Biogeochemical cycling of nitrates in Irish Estuaries
Estuaries are the major conduit between land and sea, through which nutrient run-off from human activity flows into coastal systems. As a result increased concentrations of nitrates are entering nitrogen limited estuarine and marine systems stimulating primary productivity. However, estuaries are not passive channels and microbially driven processes within sediments mediate the nitrogen levels passing though them. These include nitrate reduction, whereby nitrate is reduced to nitrite, which subsequently can be reduced by denitrification (DN) (the stepwise reduction of nitrite to dinitrogen gas) or via dissimilatory nitrate reduction to ammonium (DNRA). Depending on the pathway (DN or DNRA) nitrate is either removed or conserved within the system, directly affecting the nutrient status of the estuary and coastal ecosystems. The specific aims of the research project are to determine potential rates of nitrate reduction, DN and DNRA in three Irish estuaries of contrasting nutrient status over various time and spatial scales.

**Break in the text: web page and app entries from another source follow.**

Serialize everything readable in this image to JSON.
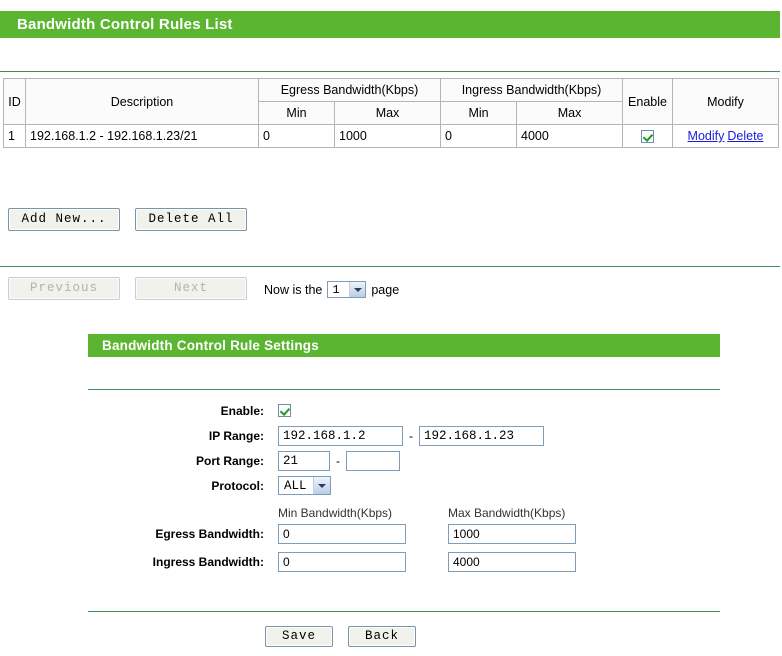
{
  "rules_section": {
    "title": "Bandwidth Control Rules List",
    "table": {
      "headers": {
        "id": "ID",
        "description": "Description",
        "egress": "Egress Bandwidth(Kbps)",
        "ingress": "Ingress Bandwidth(Kbps)",
        "enable": "Enable",
        "modify": "Modify",
        "min": "Min",
        "max": "Max"
      },
      "rows": [
        {
          "id": "1",
          "description": "192.168.1.2 - 192.168.1.23/21",
          "egress_min": "0",
          "egress_max": "1000",
          "ingress_min": "0",
          "ingress_max": "4000",
          "enabled": true,
          "modify_label": "Modify",
          "delete_label": "Delete"
        }
      ]
    },
    "buttons": {
      "add_new": "Add New...",
      "delete_all": "Delete All",
      "previous": "Previous",
      "next": "Next"
    },
    "pagination": {
      "prefix": "Now is the",
      "current_page": "1",
      "suffix": "page"
    }
  },
  "settings_section": {
    "title": "Bandwidth Control Rule Settings",
    "labels": {
      "enable": "Enable:",
      "ip_range": "IP Range:",
      "port_range": "Port Range:",
      "protocol": "Protocol:",
      "min_bandwidth": "Min Bandwidth(Kbps)",
      "max_bandwidth": "Max Bandwidth(Kbps)",
      "egress_bandwidth": "Egress Bandwidth:",
      "ingress_bandwidth": "Ingress Bandwidth:"
    },
    "values": {
      "enable_checked": true,
      "ip_start": "192.168.1.2",
      "ip_end": "192.168.1.23",
      "port_start": "21",
      "port_end": "",
      "protocol": "ALL",
      "egress_min": "0",
      "egress_max": "1000",
      "ingress_min": "0",
      "ingress_max": "4000",
      "range_separator": "-"
    },
    "buttons": {
      "save": "Save",
      "back": "Back"
    }
  },
  "colors": {
    "header_green": "#5cb531",
    "rule_line_green": "#3f8f56",
    "link_blue": "#1b1bdc",
    "check_green": "#1f9a27"
  }
}
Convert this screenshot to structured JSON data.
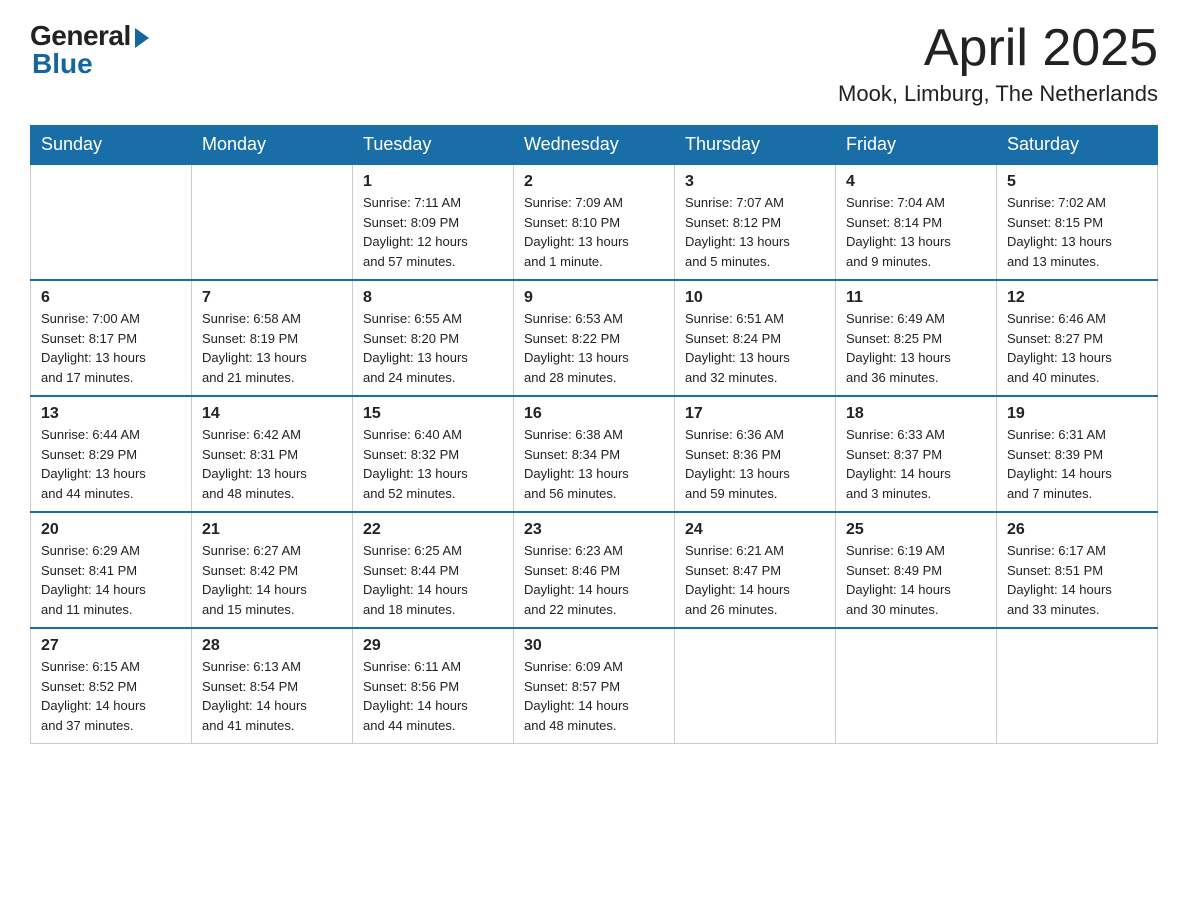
{
  "header": {
    "logo_general": "General",
    "logo_blue": "Blue",
    "month_title": "April 2025",
    "location": "Mook, Limburg, The Netherlands"
  },
  "weekdays": [
    "Sunday",
    "Monday",
    "Tuesday",
    "Wednesday",
    "Thursday",
    "Friday",
    "Saturday"
  ],
  "weeks": [
    [
      {
        "day": "",
        "info": ""
      },
      {
        "day": "",
        "info": ""
      },
      {
        "day": "1",
        "info": "Sunrise: 7:11 AM\nSunset: 8:09 PM\nDaylight: 12 hours\nand 57 minutes."
      },
      {
        "day": "2",
        "info": "Sunrise: 7:09 AM\nSunset: 8:10 PM\nDaylight: 13 hours\nand 1 minute."
      },
      {
        "day": "3",
        "info": "Sunrise: 7:07 AM\nSunset: 8:12 PM\nDaylight: 13 hours\nand 5 minutes."
      },
      {
        "day": "4",
        "info": "Sunrise: 7:04 AM\nSunset: 8:14 PM\nDaylight: 13 hours\nand 9 minutes."
      },
      {
        "day": "5",
        "info": "Sunrise: 7:02 AM\nSunset: 8:15 PM\nDaylight: 13 hours\nand 13 minutes."
      }
    ],
    [
      {
        "day": "6",
        "info": "Sunrise: 7:00 AM\nSunset: 8:17 PM\nDaylight: 13 hours\nand 17 minutes."
      },
      {
        "day": "7",
        "info": "Sunrise: 6:58 AM\nSunset: 8:19 PM\nDaylight: 13 hours\nand 21 minutes."
      },
      {
        "day": "8",
        "info": "Sunrise: 6:55 AM\nSunset: 8:20 PM\nDaylight: 13 hours\nand 24 minutes."
      },
      {
        "day": "9",
        "info": "Sunrise: 6:53 AM\nSunset: 8:22 PM\nDaylight: 13 hours\nand 28 minutes."
      },
      {
        "day": "10",
        "info": "Sunrise: 6:51 AM\nSunset: 8:24 PM\nDaylight: 13 hours\nand 32 minutes."
      },
      {
        "day": "11",
        "info": "Sunrise: 6:49 AM\nSunset: 8:25 PM\nDaylight: 13 hours\nand 36 minutes."
      },
      {
        "day": "12",
        "info": "Sunrise: 6:46 AM\nSunset: 8:27 PM\nDaylight: 13 hours\nand 40 minutes."
      }
    ],
    [
      {
        "day": "13",
        "info": "Sunrise: 6:44 AM\nSunset: 8:29 PM\nDaylight: 13 hours\nand 44 minutes."
      },
      {
        "day": "14",
        "info": "Sunrise: 6:42 AM\nSunset: 8:31 PM\nDaylight: 13 hours\nand 48 minutes."
      },
      {
        "day": "15",
        "info": "Sunrise: 6:40 AM\nSunset: 8:32 PM\nDaylight: 13 hours\nand 52 minutes."
      },
      {
        "day": "16",
        "info": "Sunrise: 6:38 AM\nSunset: 8:34 PM\nDaylight: 13 hours\nand 56 minutes."
      },
      {
        "day": "17",
        "info": "Sunrise: 6:36 AM\nSunset: 8:36 PM\nDaylight: 13 hours\nand 59 minutes."
      },
      {
        "day": "18",
        "info": "Sunrise: 6:33 AM\nSunset: 8:37 PM\nDaylight: 14 hours\nand 3 minutes."
      },
      {
        "day": "19",
        "info": "Sunrise: 6:31 AM\nSunset: 8:39 PM\nDaylight: 14 hours\nand 7 minutes."
      }
    ],
    [
      {
        "day": "20",
        "info": "Sunrise: 6:29 AM\nSunset: 8:41 PM\nDaylight: 14 hours\nand 11 minutes."
      },
      {
        "day": "21",
        "info": "Sunrise: 6:27 AM\nSunset: 8:42 PM\nDaylight: 14 hours\nand 15 minutes."
      },
      {
        "day": "22",
        "info": "Sunrise: 6:25 AM\nSunset: 8:44 PM\nDaylight: 14 hours\nand 18 minutes."
      },
      {
        "day": "23",
        "info": "Sunrise: 6:23 AM\nSunset: 8:46 PM\nDaylight: 14 hours\nand 22 minutes."
      },
      {
        "day": "24",
        "info": "Sunrise: 6:21 AM\nSunset: 8:47 PM\nDaylight: 14 hours\nand 26 minutes."
      },
      {
        "day": "25",
        "info": "Sunrise: 6:19 AM\nSunset: 8:49 PM\nDaylight: 14 hours\nand 30 minutes."
      },
      {
        "day": "26",
        "info": "Sunrise: 6:17 AM\nSunset: 8:51 PM\nDaylight: 14 hours\nand 33 minutes."
      }
    ],
    [
      {
        "day": "27",
        "info": "Sunrise: 6:15 AM\nSunset: 8:52 PM\nDaylight: 14 hours\nand 37 minutes."
      },
      {
        "day": "28",
        "info": "Sunrise: 6:13 AM\nSunset: 8:54 PM\nDaylight: 14 hours\nand 41 minutes."
      },
      {
        "day": "29",
        "info": "Sunrise: 6:11 AM\nSunset: 8:56 PM\nDaylight: 14 hours\nand 44 minutes."
      },
      {
        "day": "30",
        "info": "Sunrise: 6:09 AM\nSunset: 8:57 PM\nDaylight: 14 hours\nand 48 minutes."
      },
      {
        "day": "",
        "info": ""
      },
      {
        "day": "",
        "info": ""
      },
      {
        "day": "",
        "info": ""
      }
    ]
  ]
}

This will be achieved, using a combination of estuarine sediment microcosm experiments to determine potential rates and molecular techniques to target and quantify the microorganisms within the sediments responsible for the processes. Finally, using actual rate process data generated, a biogeochemical model of nitrogen in Irish estuaries will be constructed.
If you want to read more about this project, you can do so at erc.epa.ie.
Environmental Protection Agency 2012-W-PhD-6